**Problem details**
Scan the records below for the word "title". Copy each line where it appears.

──────

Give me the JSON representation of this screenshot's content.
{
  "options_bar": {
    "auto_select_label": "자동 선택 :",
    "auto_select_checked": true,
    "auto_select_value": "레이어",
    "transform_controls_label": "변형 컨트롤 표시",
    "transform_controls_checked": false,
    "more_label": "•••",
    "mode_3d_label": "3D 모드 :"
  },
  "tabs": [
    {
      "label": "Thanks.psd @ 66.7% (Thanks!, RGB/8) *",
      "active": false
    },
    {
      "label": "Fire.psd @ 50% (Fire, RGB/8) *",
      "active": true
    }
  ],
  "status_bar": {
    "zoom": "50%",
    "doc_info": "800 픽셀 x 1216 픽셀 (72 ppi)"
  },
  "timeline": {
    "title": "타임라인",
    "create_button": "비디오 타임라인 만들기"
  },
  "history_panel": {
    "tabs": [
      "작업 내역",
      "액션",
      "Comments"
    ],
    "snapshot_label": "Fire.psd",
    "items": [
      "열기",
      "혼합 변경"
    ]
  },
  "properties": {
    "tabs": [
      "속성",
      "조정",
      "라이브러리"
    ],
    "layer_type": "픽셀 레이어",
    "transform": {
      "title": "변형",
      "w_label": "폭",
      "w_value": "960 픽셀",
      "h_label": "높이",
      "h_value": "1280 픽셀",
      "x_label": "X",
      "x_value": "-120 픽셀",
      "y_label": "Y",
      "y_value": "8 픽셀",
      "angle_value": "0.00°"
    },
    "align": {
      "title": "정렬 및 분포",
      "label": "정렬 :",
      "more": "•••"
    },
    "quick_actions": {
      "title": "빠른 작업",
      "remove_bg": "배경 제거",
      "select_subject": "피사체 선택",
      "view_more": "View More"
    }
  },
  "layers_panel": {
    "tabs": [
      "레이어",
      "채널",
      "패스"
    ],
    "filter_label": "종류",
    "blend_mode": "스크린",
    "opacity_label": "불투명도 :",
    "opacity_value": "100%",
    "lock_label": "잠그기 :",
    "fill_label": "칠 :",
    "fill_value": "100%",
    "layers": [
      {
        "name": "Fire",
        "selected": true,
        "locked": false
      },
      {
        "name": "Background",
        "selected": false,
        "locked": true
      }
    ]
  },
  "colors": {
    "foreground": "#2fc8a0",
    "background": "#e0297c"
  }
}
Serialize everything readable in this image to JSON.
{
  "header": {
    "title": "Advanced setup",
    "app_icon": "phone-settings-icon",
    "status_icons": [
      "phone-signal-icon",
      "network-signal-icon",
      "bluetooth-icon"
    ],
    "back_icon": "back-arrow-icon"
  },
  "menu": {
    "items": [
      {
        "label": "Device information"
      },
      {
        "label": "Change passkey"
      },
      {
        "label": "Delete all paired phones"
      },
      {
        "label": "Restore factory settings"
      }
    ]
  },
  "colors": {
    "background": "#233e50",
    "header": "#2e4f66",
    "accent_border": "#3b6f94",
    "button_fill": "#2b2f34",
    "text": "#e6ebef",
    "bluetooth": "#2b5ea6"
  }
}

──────

**Expected answer**
    "title": "타임라인",
      "title": "변형",
      "title": "정렬 및 분포",
      "title": "빠른 작업",
    "title": "Advanced setup",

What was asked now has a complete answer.